Problem 61: Kinematics of rotating target ($\u2713$ $\u2713$) 1999 Paper II

An automated mobile dummy target for gunnery practice is moving anti-clockwise around the circumference of a large circle of radius $R$ in a horizontal plane at a constant angular speed $\omega $. A shell is ﬁred from O, the centre of this circle, with initial speed $V$ and angle of elevation $\alpha $.

- (i)
- Show that if ${V}^{2}<gR$, then no matter what the value of $\alpha $, or what vertical plane the shell is ﬁred in, the shell cannot hit the target.
- (ii)
- Assume now that ${V}^{2}>gR$
and that the shell hits the target, and let $\beta $
be the (positive) angle through which the target rotates between the time at which the shell is ﬁred
and the time of impact. Show that $\beta $
satisﬁes the equation
$${g}^{2}{\beta}^{4}-4{\omega}^{2}{V}^{2}{\beta}^{2}+4{R}^{2}{\omega}^{4}=0.$$
Deduce that there are exactly two possible values of $\beta $.

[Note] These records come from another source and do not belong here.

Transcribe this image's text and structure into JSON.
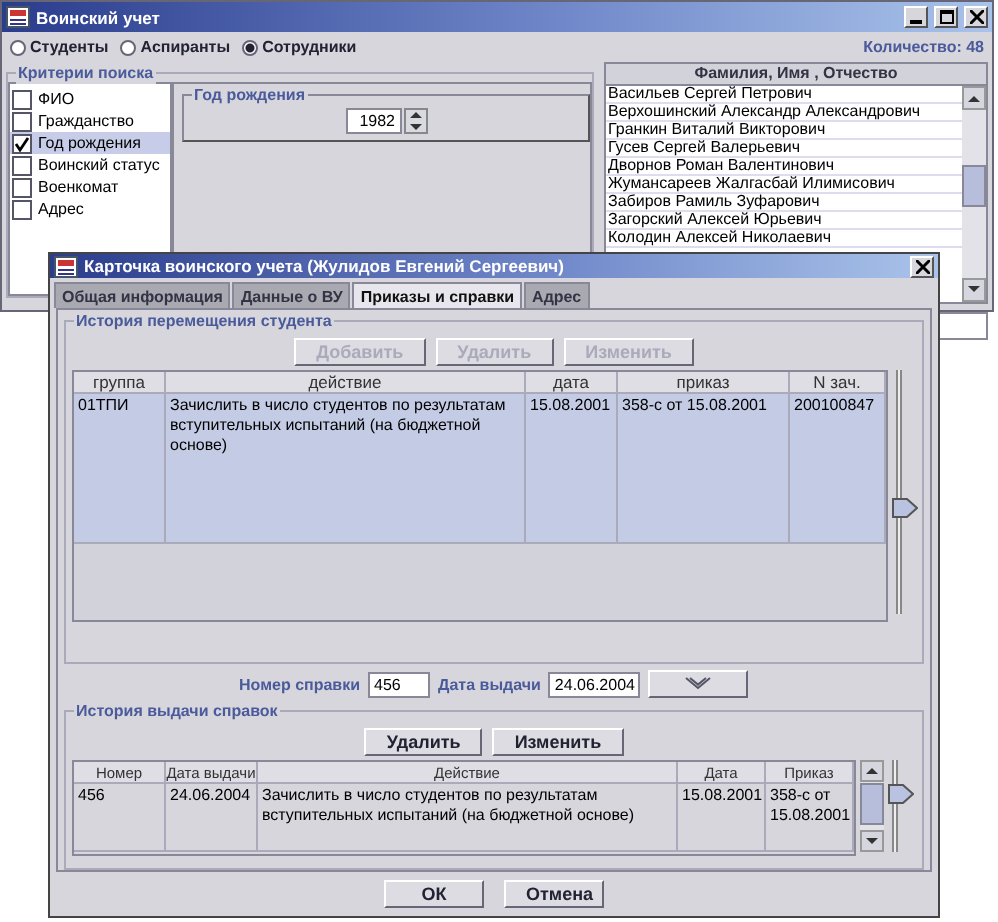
{
  "window": {
    "title": "Воинский учет",
    "radios": [
      {
        "label": "Студенты",
        "selected": false
      },
      {
        "label": "Аспиранты",
        "selected": false
      },
      {
        "label": "Сотрудники",
        "selected": true
      }
    ],
    "count": "Количество: 48",
    "criteria": {
      "title": "Критерии поиска",
      "items": [
        {
          "label": "ФИО",
          "checked": false,
          "selected": false
        },
        {
          "label": "Гражданство",
          "checked": false,
          "selected": false
        },
        {
          "label": "Год рождения",
          "checked": true,
          "selected": true
        },
        {
          "label": "Воинский статус",
          "checked": false,
          "selected": false
        },
        {
          "label": "Военкомат",
          "checked": false,
          "selected": false
        },
        {
          "label": "Адрес",
          "checked": false,
          "selected": false
        }
      ],
      "year_group": {
        "title": "Год рождения",
        "value": "1982"
      }
    },
    "people": {
      "header": "Фамилия, Имя , Отчество",
      "rows": [
        "Васильев Сергей Петрович",
        "Верхошинский Александр Александрович",
        "Гранкин Виталий Викторович",
        "Гусев Сергей Валерьевич",
        "Дворнов Роман Валентинович",
        "Жумансареев Жалгасбай Илимисович",
        "Забиров Рамиль Зуфарович",
        "Загорский Алексей Юрьевич",
        "Колодин Алексей Николаевич"
      ]
    }
  },
  "dialog": {
    "title": "Карточка воинского учета (Жулидов Евгений Сергеевич)",
    "tabs": [
      {
        "label": "Общая информация",
        "selected": false
      },
      {
        "label": "Данные о ВУ",
        "selected": false
      },
      {
        "label": "Приказы и справки",
        "selected": true
      },
      {
        "label": "Адрес",
        "selected": false
      }
    ],
    "movement": {
      "title": "История перемещения студента",
      "buttons": [
        {
          "label": "Добавить",
          "disabled": true
        },
        {
          "label": "Удалить",
          "disabled": true
        },
        {
          "label": "Изменить",
          "disabled": true
        }
      ],
      "columns": [
        "группа",
        "действие",
        "дата",
        "приказ",
        "N зач."
      ],
      "rows": [
        {
          "cells": [
            "01ТПИ",
            "Зачислить в число студентов по результатам вступительных испытаний (на бюджетной основе)",
            "15.08.2001",
            "358-с от 15.08.2001",
            "200100847"
          ],
          "selected": true
        }
      ],
      "slider": {
        "level": 0.43
      }
    },
    "form": {
      "number_label": "Номер справки",
      "number": "456",
      "date_label": "Дата выдачи",
      "date": "24.06.2004"
    },
    "certificates": {
      "title": "История выдачи справок",
      "buttons": [
        {
          "label": "Удалить",
          "disabled": false
        },
        {
          "label": "Изменить",
          "disabled": false
        }
      ],
      "columns": [
        "Номер",
        "Дата выдачи",
        "Действие",
        "Дата",
        "Приказ"
      ],
      "rows": [
        {
          "cells": [
            "456",
            "24.06.2004",
            "Зачислить в число студентов по результатам вступительных испытаний (на бюджетной основе)",
            "15.08.2001",
            "358-с от 15.08.2001"
          ],
          "selected": false
        }
      ],
      "slider": {
        "level": 0.67
      }
    },
    "footer_buttons": [
      "ОК",
      "Отмена"
    ]
  }
}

- (iii)
- Let ${\beta}_{1}$
and ${\beta}_{2}$
be the possible values of $\beta $
and let ${P}_{1}$
and ${P}_{2}$
be the corresponding points of impact. By considering the quantities $\left({\beta}_{1}^{2}+{\beta}_{2}^{2}\right)$
and ${\beta}_{1}^{2}{\beta}_{2}^{2}\phantom{\rule{0.3em}{0ex}}$,
or otherwise, show that the linear distance between ${P}_{1}$
and ${P}_{2}$
is
$$2Rsin\left(\right.\frac{\omega}{g}\sqrt{{V}^{2}-Rg}\left)\right.\phantom{\rule{2.77695pt}{0ex}}.$$

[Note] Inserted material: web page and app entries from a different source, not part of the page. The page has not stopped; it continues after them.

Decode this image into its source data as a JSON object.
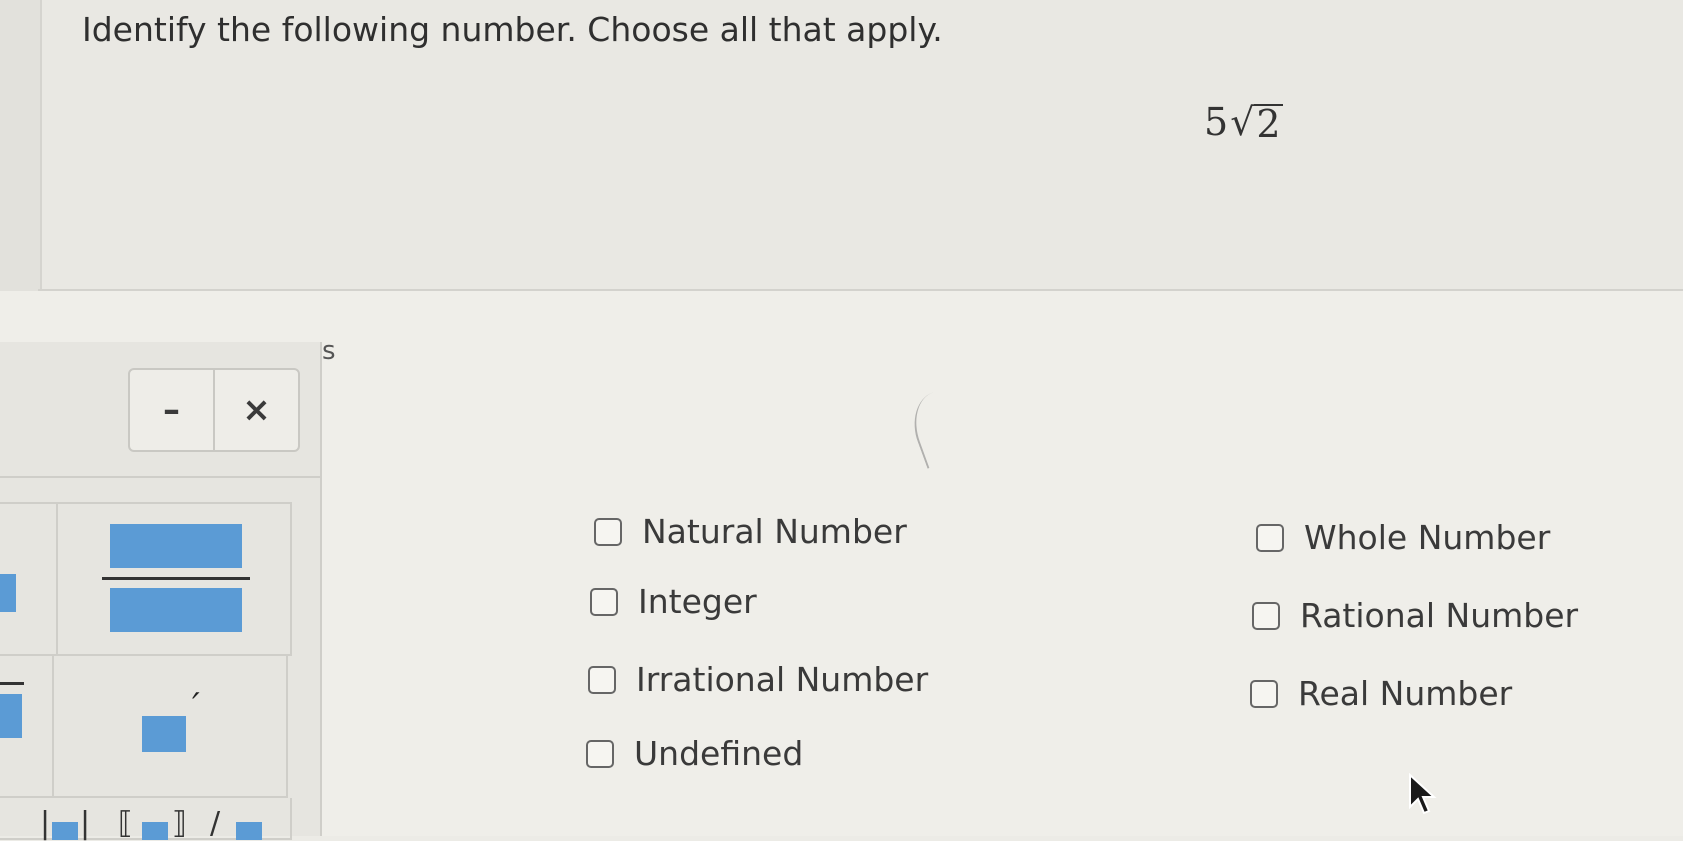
{
  "question": {
    "prompt": "Identify the following number. Choose all that apply.",
    "expression": {
      "coefficient": "5",
      "radical": "√",
      "radicand": "2"
    }
  },
  "palette": {
    "partial_heading_fragment": "s",
    "controls": {
      "minimize_label": "–",
      "close_label": "×"
    },
    "tools": [
      "fraction-template",
      "prime-template",
      "absolute-value-template",
      "bracket-template",
      "root-template"
    ]
  },
  "options": [
    {
      "id": "natural",
      "label": "Natural Number",
      "checked": false
    },
    {
      "id": "integer",
      "label": "Integer",
      "checked": false
    },
    {
      "id": "irrational",
      "label": "Irrational Number",
      "checked": false
    },
    {
      "id": "undefined",
      "label": "Undefined",
      "checked": false
    },
    {
      "id": "whole",
      "label": "Whole Number",
      "checked": false
    },
    {
      "id": "rational",
      "label": "Rational Number",
      "checked": false
    },
    {
      "id": "real",
      "label": "Real Number",
      "checked": false
    }
  ],
  "colors": {
    "background": "#ecebe6",
    "template_blue": "#5b9bd5",
    "text": "#2f2f2f"
  },
  "icons": [
    "minimize-icon",
    "close-icon",
    "mouse-cursor-icon"
  ]
}
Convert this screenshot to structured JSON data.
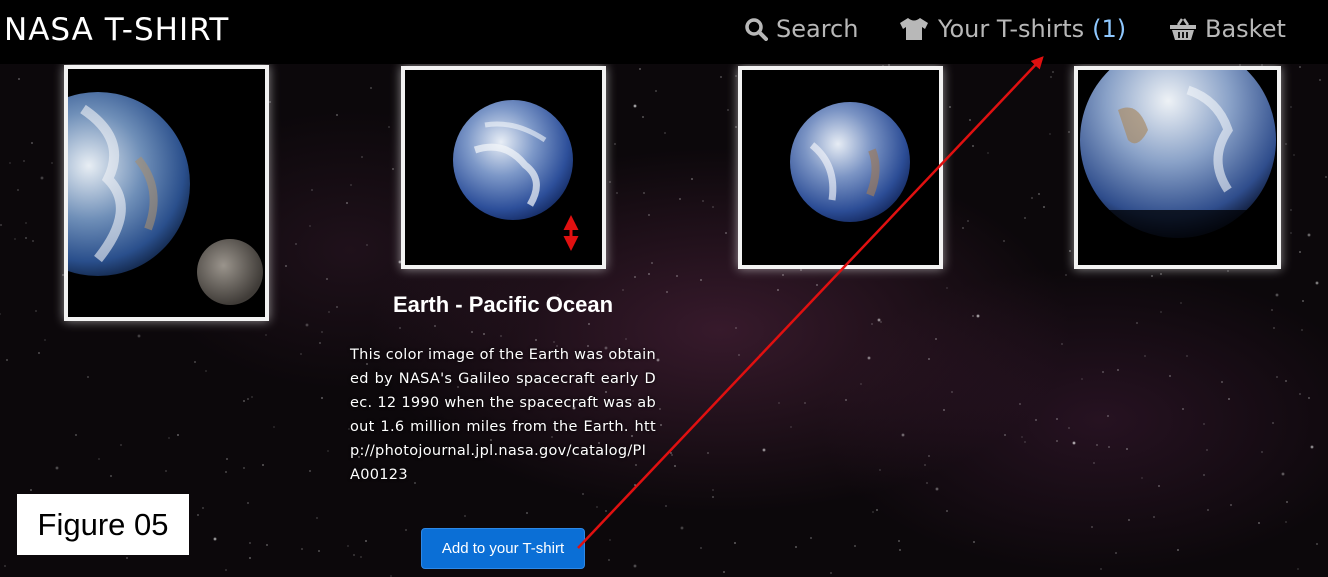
{
  "navbar": {
    "brand": "NASA T-SHIRT",
    "search_label": "Search",
    "tshirts_label": "Your T-shirts",
    "tshirts_count": "(1)",
    "basket_label": "Basket"
  },
  "gallery": {
    "selected": {
      "title": "Earth - Pacific Ocean",
      "description": "This color image of the Earth was obtained by NASA's Galileo spacecraft early Dec. 12 1990 when the spacecraft was about 1.6 million miles from the Earth. http://photojournal.jpl.nasa.gov/catalog/PIA00123",
      "add_button": "Add to your T-shirt"
    }
  },
  "annotation": {
    "figure_label": "Figure 05",
    "arrow_color": "#e01010"
  },
  "colors": {
    "navbar_bg": "#000000",
    "nav_text": "#b8b8b8",
    "count": "#8fc8ff",
    "button": "#0b6fd6"
  }
}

Comments

The rotation of the target is irrelevant for the ﬁrst part, which contravenes the setters’ rule of not introducing information before it is required. In this case, it seemed better to describe the set-up immediately — especially as you are asked for a familiar result.

Remember, when you are considering the roots of the quartic (which is really a quadratic in ${\beta}^{2}$), that the question gives $\beta >0\phantom{\rule{0.3em}{0ex}}$.

The hint in the last paragraph (‘by considering ...’) is supposed to direct you towards the relation between the coefficients in a quadratic equation and the sum and product of the roots; otherwise, you get into some pretty heavy algebra.

Solution to problem 61

(i) This part is about the range of the gun. If the shell lands at distance $x$, then

Eliminating $t$ gives $xg={V}^{2}sin2\alpha $. The range $r$ is the largest value of $x$, which given by $rg={V}^{2}$. The shell cannot reach the target (for any angle of elevation) if $R>r$, so the shell cannot hit its target if ${V}^{2}<Rg$.

(ii) The time of ﬂight is $R\u2215\left(Vcos\alpha \right)$, and this must also equal the time for the target to rotate through $\beta $, i.e. $\beta \u2215\omega $. Thus $cos\alpha =R\omega \u2215\left(\beta V\right)$. Substituting this into the range equation $Rg=2{V}^{2}sin\alpha cos\alpha $ gives

Squaring both sides of the equation, and simplifying, leads to the given quadratic in ${\beta}^{2}$. Solving the quadratic using the quadratic formula gives

Since ${V}^{2}>gR$, both the values of ${\beta}^{2}$ roots are real and positive, but they lead to only two relevant values of $\beta $ since we only want positive values.

(iii) The linear distance between the two points of impact is $2Rsin\frac{1}{2}\left({\beta}_{2}-{\beta}_{1}\right)$. Now ${\beta}_{1}^{2}+{\beta}_{2}^{2}=4{\omega}^{2}{V}^{2}\u2215{g}^{2}$ and ${\beta}_{1}^{2}{\beta}_{2}^{2}=4{R}^{2}{\omega}^{4}\u2215{g}^{2}$ (sum and product of the roots of the quadratic), so

which leads to the given result.

Post-mortem

Why do we get two values for $\beta $? In order to hit the large circle, if it is in range, we can ﬁx any speed of projection and choose the angle of projection appropriately. In general, there are two possible angles of projection, one above $4{5}^{\circ}$ and one below $4{5}^{\circ}$ (satisfying $sin2\alpha =Rg\u2215{V}^{2}$).

However, in this question, we want to hit the circle essentially at a given time (when the target is at the landing place), which means that $Vcos\alpha $ is ﬁxed, though of course it is a little more complicated because the position of the target is ﬁxed but unknown. But still, the two values of $\beta $, corresponding to two different angles of elevation, emerge in the same way.

Did you notice the slight inaccuracy in the question? The ﬁnal ‘distance’ could be negative (if for example $\pi g<\omega \sqrt{{V}^{2}-Rg}<2\pi g$). Mod signs are needed.